» **Work instructions**: Within the entries below, find every line that has the string "phone", then copy it.

Extracted records:
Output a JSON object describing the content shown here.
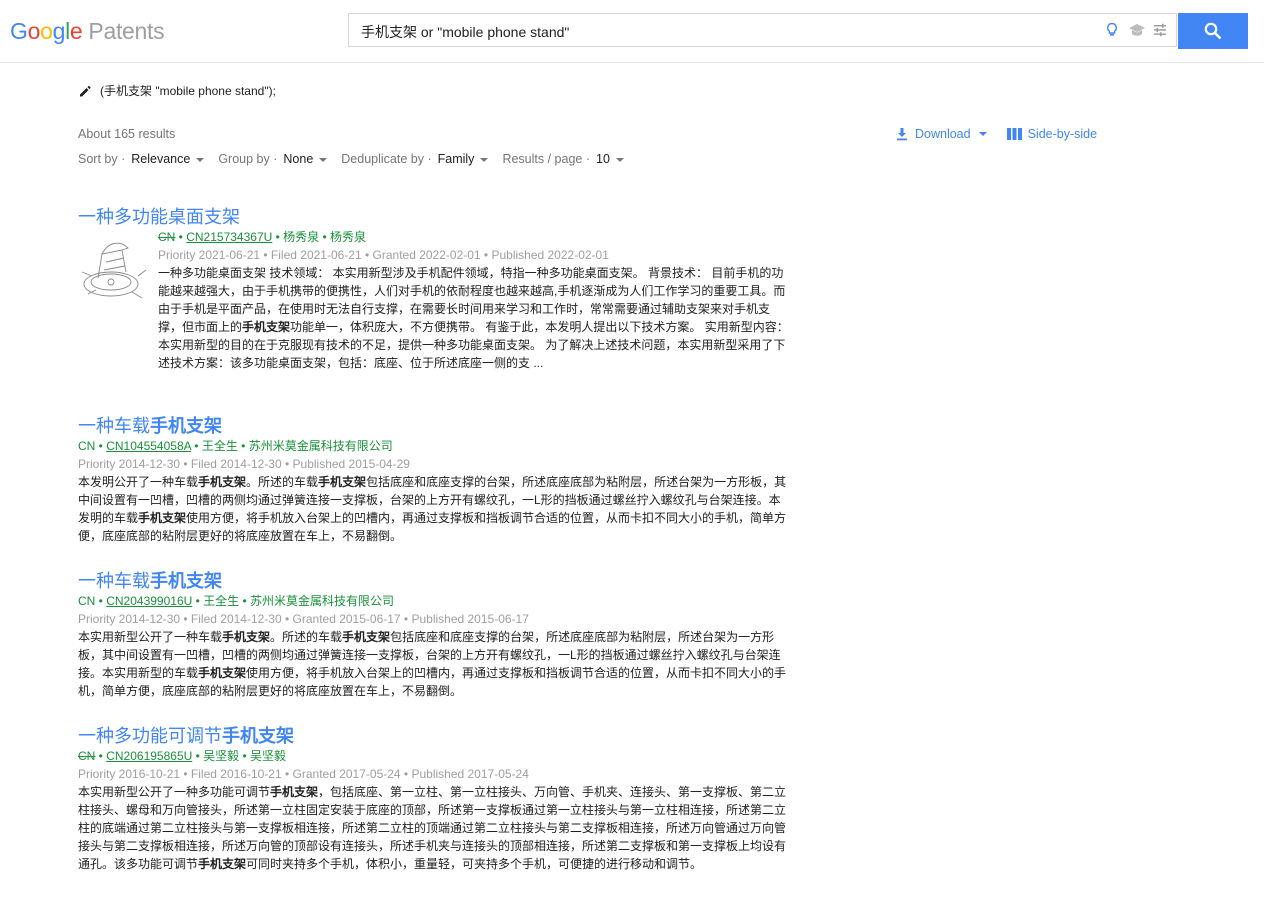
{
  "header": {
    "logo_google_letters": [
      "G",
      "o",
      "o",
      "g",
      "l",
      "e"
    ],
    "logo_suffix": "Patents",
    "search_query": "手机支架 or \"mobile phone stand\"",
    "icons": [
      "lightbulb-icon",
      "mortarboard-icon",
      "tune-icon",
      "search-icon"
    ]
  },
  "query_summary": "(手机支架 \"mobile phone stand\");",
  "results_count": "About 165 results",
  "controls": {
    "sort_label": "Sort by",
    "sort_value": "Relevance",
    "group_label": "Group by",
    "group_value": "None",
    "dedupe_label": "Deduplicate by",
    "dedupe_value": "Family",
    "per_page_label": "Results / page",
    "per_page_value": "10"
  },
  "actions": {
    "download": "Download",
    "side_by_side": "Side-by-side"
  },
  "results": [
    {
      "title_plain": "一种多功能桌面支架",
      "title_bold": "",
      "country": "CN",
      "country_struck": true,
      "number": "CN215734367U",
      "people": "杨秀泉 • 杨秀泉",
      "dates": "Priority 2021-06-21 • Filed 2021-06-21 • Granted 2022-02-01 • Published 2022-02-01",
      "snippet_parts": [
        "一种多功能桌面支架 技术领域：  本实用新型涉及手机配件领域，特指一种多功能桌面支架。  背景技术：  目前手机的功能越来越强大，由于手机携带的便携性，人们对手机的依耐程度也越来越高,手机逐渐成为人们工作学习的重要工具。而由于手机是平面产品，在使用时无法自行支撑，在需要长时间用来学习和工作时，常常需要通过辅助支架来对手机支撑，但市面上的",
        "手机支架",
        "功能单一，体积庞大，不方便携带。  有鉴于此，本发明人提出以下技术方案。  实用新型内容：  本实用新型的目的在于克服现有技术的不足，提供一种多功能桌面支架。  为了解决上述技术问题，本实用新型采用了下述技术方案：该多功能桌面支架，包括：底座、位于所述底座一侧的支 ..."
      ],
      "has_thumb": true
    },
    {
      "title_plain": "一种车载",
      "title_bold": "手机支架",
      "country": "CN",
      "country_struck": false,
      "number": "CN104554058A",
      "people": "王全生 • 苏州米莫金属科技有限公司",
      "dates": "Priority 2014-12-30 • Filed 2014-12-30 • Published 2015-04-29",
      "snippet_parts": [
        "本发明公开了一种车载",
        "手机支架",
        "。所述的车载",
        "手机支架",
        "包括底座和底座支撑的台架，所述底座底部为粘附层，所述台架为一方形板，其中间设置有一凹槽，凹槽的两侧均通过弹簧连接一支撑板，台架的上方开有螺纹孔，一L形的挡板通过螺丝拧入螺纹孔与台架连接。本发明的车载",
        "手机支架",
        "使用方便，将手机放入台架上的凹槽内，再通过支撑板和挡板调节合适的位置，从而卡扣不同大小的手机，简单方便，底座底部的粘附层更好的将底座放置在车上，不易翻倒。"
      ],
      "has_thumb": false
    },
    {
      "title_plain": "一种车载",
      "title_bold": "手机支架",
      "country": "CN",
      "country_struck": false,
      "number": "CN204399016U",
      "people": "王全生 • 苏州米莫金属科技有限公司",
      "dates": "Priority 2014-12-30 • Filed 2014-12-30 • Granted 2015-06-17 • Published 2015-06-17",
      "snippet_parts": [
        "本实用新型公开了一种车载",
        "手机支架",
        "。所述的车载",
        "手机支架",
        "包括底座和底座支撑的台架，所述底座底部为粘附层，所述台架为一方形板，其中间设置有一凹槽，凹槽的两侧均通过弹簧连接一支撑板，台架的上方开有螺纹孔，一L形的挡板通过螺丝拧入螺纹孔与台架连接。本实用新型的车载",
        "手机支架",
        "使用方便，将手机放入台架上的凹槽内，再通过支撑板和挡板调节合适的位置，从而卡扣不同大小的手机，简单方便，底座底部的粘附层更好的将底座放置在车上，不易翻倒。"
      ],
      "has_thumb": false
    },
    {
      "title_plain": "一种多功能可调节",
      "title_bold": "手机支架",
      "country": "CN",
      "country_struck": true,
      "number": "CN206195865U",
      "people": "吴坚毅 • 吴坚毅",
      "dates": "Priority 2016-10-21 • Filed 2016-10-21 • Granted 2017-05-24 • Published 2017-05-24",
      "snippet_parts": [
        "本实用新型公开了一种多功能可调节",
        "手机支架",
        "，包括底座、第一立柱、第一立柱接头、万向管、手机夹、连接头、第一支撑板、第二立柱接头、螺母和万向管接头，所述第一立柱固定安装于底座的顶部，所述第一支撑板通过第一立柱接头与第一立柱相连接，所述第二立柱的底端通过第二立柱接头与第一支撑板相连接，所述第二立柱的顶端通过第二立柱接头与第二支撑板相连接，所述万向管通过万向管接头与第二支撑板相连接，所述万向管的顶部设有连接头，所述手机夹与连接头的顶部相连接，所述第二支撑板和第一支撑板上均设有通孔。该多功能可调节",
        "手机支架",
        "可同时夹持多个手机，体积小，重量轻，可夹持多个手机，可便捷的进行移动和调节。"
      ],
      "has_thumb": false
    }
  ]
}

» **Answer to the exercise**:
    "search_query": "手机支架 or \"mobile phone stand\"",
  "query_summary": "(手机支架 \"mobile phone stand\");",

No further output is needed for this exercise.